There are many reasons why an individual may feel angry or have angry outbursts. These reasons can include issues with mental health, such as depression, stress and anxiety, as well as addictions (for example, drug and alcohol abuse.) Other underlying issues such as low self-esteem, trust issues, and a history of previous abuse (including physical, sexual and emotional abuse.) While we all experience anger from time to time, it becomes a problem when those outbursts of anger are beyond the usual feelings of frustration and/or irritability, and if left untreated there is the potential of violence also occurring.

There are different warning signs and patterns of behaviour to watch for in individuals who have trouble controlling their anger. For example, they may have trouble compromising in certain situations and become angry over the idea. They may not be able to express their emotions in a way that is calm and considered healthy. They may ignore individuals or refuse to talk to people. They may also express both inward and outward aggression, such as isolation and self-harm (for example, suicidal ideations or thoughts of suicide, or they may partake in excessive alcohol which leads to an increase in anger.) They may also shout, swear, and become physically violent, and their anger may also have an impact on their relationships. It’s also not uncommon for individuals with anger issues to have problems accepting constructive criticism and may instead think of it as being negative or jump to other conclusions, which can lead to even further confrontational behaviour, in addition to placing blame onto others for things that aren’t their fault.

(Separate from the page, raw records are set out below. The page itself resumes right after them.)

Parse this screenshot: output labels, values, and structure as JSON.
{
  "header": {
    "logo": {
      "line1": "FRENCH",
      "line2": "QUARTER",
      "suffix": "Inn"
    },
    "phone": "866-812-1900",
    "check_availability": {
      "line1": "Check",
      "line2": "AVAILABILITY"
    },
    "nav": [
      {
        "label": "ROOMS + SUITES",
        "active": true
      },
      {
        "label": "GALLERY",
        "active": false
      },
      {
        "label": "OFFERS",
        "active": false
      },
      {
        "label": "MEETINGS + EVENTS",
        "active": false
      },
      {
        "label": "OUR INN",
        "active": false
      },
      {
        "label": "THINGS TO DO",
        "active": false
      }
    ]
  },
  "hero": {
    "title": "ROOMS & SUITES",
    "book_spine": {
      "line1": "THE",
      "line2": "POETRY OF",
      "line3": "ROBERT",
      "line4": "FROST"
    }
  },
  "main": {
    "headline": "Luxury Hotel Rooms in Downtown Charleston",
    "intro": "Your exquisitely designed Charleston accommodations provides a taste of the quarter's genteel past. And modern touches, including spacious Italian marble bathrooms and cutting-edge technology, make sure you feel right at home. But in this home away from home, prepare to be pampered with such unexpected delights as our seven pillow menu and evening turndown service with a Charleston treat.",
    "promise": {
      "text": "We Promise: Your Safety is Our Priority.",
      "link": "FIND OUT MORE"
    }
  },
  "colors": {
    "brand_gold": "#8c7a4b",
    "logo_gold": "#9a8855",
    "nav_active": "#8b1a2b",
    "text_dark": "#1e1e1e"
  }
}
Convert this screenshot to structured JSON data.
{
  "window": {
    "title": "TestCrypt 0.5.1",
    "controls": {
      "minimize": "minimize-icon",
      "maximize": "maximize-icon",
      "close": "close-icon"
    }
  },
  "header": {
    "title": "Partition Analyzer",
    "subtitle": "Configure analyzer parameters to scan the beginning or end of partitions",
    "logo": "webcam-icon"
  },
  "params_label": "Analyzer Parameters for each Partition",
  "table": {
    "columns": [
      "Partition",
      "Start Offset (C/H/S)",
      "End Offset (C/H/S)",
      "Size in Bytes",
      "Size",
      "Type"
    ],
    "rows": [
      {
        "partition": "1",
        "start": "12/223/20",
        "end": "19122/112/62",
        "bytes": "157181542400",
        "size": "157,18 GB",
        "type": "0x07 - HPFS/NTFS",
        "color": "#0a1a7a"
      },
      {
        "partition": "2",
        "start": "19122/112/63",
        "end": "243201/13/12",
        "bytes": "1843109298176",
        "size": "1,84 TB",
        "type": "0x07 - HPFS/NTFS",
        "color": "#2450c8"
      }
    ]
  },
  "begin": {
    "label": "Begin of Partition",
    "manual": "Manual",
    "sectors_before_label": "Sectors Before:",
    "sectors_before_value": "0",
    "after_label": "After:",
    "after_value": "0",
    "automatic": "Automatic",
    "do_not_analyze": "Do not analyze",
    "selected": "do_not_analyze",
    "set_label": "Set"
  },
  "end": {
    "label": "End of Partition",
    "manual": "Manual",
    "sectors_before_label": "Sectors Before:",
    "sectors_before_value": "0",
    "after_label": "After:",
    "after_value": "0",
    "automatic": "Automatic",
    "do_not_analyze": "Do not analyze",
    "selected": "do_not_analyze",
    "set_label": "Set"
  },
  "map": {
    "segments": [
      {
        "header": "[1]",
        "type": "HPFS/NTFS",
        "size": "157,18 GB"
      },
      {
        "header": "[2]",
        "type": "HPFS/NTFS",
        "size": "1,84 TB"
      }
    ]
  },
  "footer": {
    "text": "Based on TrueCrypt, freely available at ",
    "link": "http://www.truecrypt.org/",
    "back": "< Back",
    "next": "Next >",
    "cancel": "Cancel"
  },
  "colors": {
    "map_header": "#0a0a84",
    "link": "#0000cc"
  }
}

In order to recognize anger, it’s important to understand the difference between usual feelings of frustration, and feelings of your emotions boiling over to the point where it causes you to lose control. Along with the aforementioned behavioural changes, someone with anger issues may also punch objects (such as walls), break things (such as glass), and overreact to small issues. In addition, you also need to know your triggers. Furthermore, issues with anger management can also lead to physical symptoms such as an increase in blood pressure, heart palpitations, chest tightness, sweating, flushing, fatigue, and even headaches. By figuring out what causes your angry outbursts, it will be easier for you to seek treatment and have that treatment be effective, as well as be easier for those around you to have a better understanding as to why someone may be acting out in the way that they are.

How you handle your anger is the most important thing. Having outbursts and responding to situations by being violent will only cause you more problems. In order to decrease angry outbursts, as mentioned, you need to identify triggers. This can be helped by speaking with a licensed therapist (such as a psychologist or psychiatrist.) Once those triggers are identified, you can work on healthier ways to control your anger and express how you’re feeling to those around you. One way of controlling your anger, suggests Dr. Ali Ghahary, is to try and develop better communication skills as well as different conflict resolution techniques; this way, you’ll not only be keeping your own anger at bay, but it will also prevent you from provoking anger in others. If you’re under a lot of stress or are sleep-deprived, this too can trigger anger and make you feel more irritable than usual. Stress and sleep deprivation can be caused by a number of things, including pressure at work and with school, so try to create a good work-life or school-life balance. Find time to partake in fun hobbies, make sure you get enough rest, as well as eat a healthy diet. Another great way to relieve stress and pent-up feelings of anger is to practice different stress-relieving techniques, such as breathing exercises and meditation. If you are not able to control your anger on your own, don’t be afraid to ask for help if you need it. For more anger management tips and strategies, click here.